Pray for each other unceasingly.
Thank God on your knees for the gift of your spouse and your vocation. Invite him into your decisions, large and small. Even a simple prayer of, “Lord, help me be a good steward of our money while I grocery shop” helps us keep God at the center of our thoughts and reminds us where all our blessings flow from.
There will be seasons.
Some years are just amazing, completely full of grace and tangible joy. Others have felt like overwhelming dark valleys where we’re just barely hanging on together. This is why I love the part in the traditional vows where we promised to love each other for better or worse. Because there really will be better and worse days and seasons.
Stay close to the Church.
Make Sunday Mass, Holy Days, and confession a priority for your family. Even on vacation. Even when you have to split up and take kids to different masses. Even when it seems pointless, just go and give yourself to God. Try to go to confession once a month and make a date out of it. If it becomes a habit now, it’s much easier to incorporate kids into the routine later on.
New identities and roles take time to get used to.
It takes awhile getting settled into a new identity as a wife (or a husband) and to set healthy boundaries with family and friends. It’s all trial and error. For me, the two hardest adjustments were learning how to have a roommate and checking in with my husband before making large purchases. As an only child who lived at home until marriage, I’d never really learned how to share my space with others, and I had no idea of all the work it takes to take care of a home (bills, maintenance, cleaning, cooking, and more). I even joked with Matt that we should just get a bunk bed so I didn’t have to share my bed with him. Fast forward to ten years later and I can’t sleep if he’s not there!
Embrace NFP, especially when it's hard to do.
Natural Family Planning has been a real gift to us despite it being something so counter cultural and, some days, a huge spiritual battle for me to want to stick with it. Every couple will have a different experience during different seasons, and I want you to know that it’s okay.
Some couples will choose never to use NFP, joyfully accepting children if and when they come. Others will struggle immensely to abstain during fertile times but know it’s a cross they have to bear for a season. And then there will be those who honestly don’t struggle as much with abstinence and, due to circumstances have to abstain for months or years at a time. I’ve experienced all of the above situations and it’s likely you and your spouse will encounter a wide range of emotions towards how God is calling you to use NFP for the moment. And that's alright.
So long as we hold to the truth that God is in charge of our families, use our best discernment through prayer--individually and as a couple--and bring in a spiritual director if needed, we can make the best decisions for our families.
Learn to be vulnerable.

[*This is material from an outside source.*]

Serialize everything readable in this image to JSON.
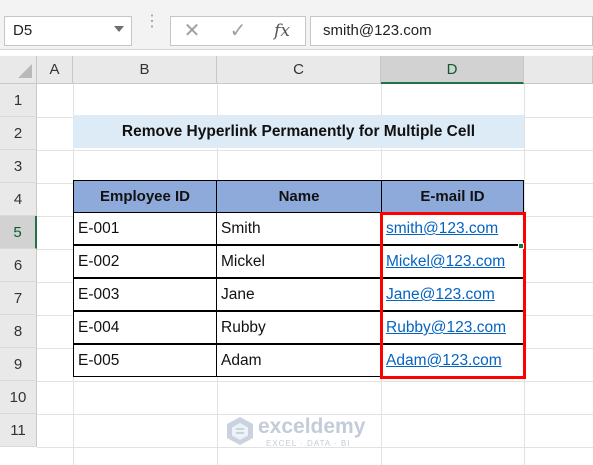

It takes time and patience to trust another person 100% with your spiritual life, emotions, sexuality, possessions, and the parts of your personality the rest of the world doesn’t see. There have been times in our marriage where that trust has been broken, and when we had to show love for one another by asking forgiveness and working towards complete vulnerability once again. Couples therapy can be a wonderful tool, and there is absolutely no shame in asking for help when you need it.
I think the wedding toast we’ve prepared for our kids pretty much sums up our thoughts on marriage: “May you be a slave to one another, but most of all to Christ.”
What’s one thing you’ve learned in your months or years of marriage that you’d like to share with other brides and wives?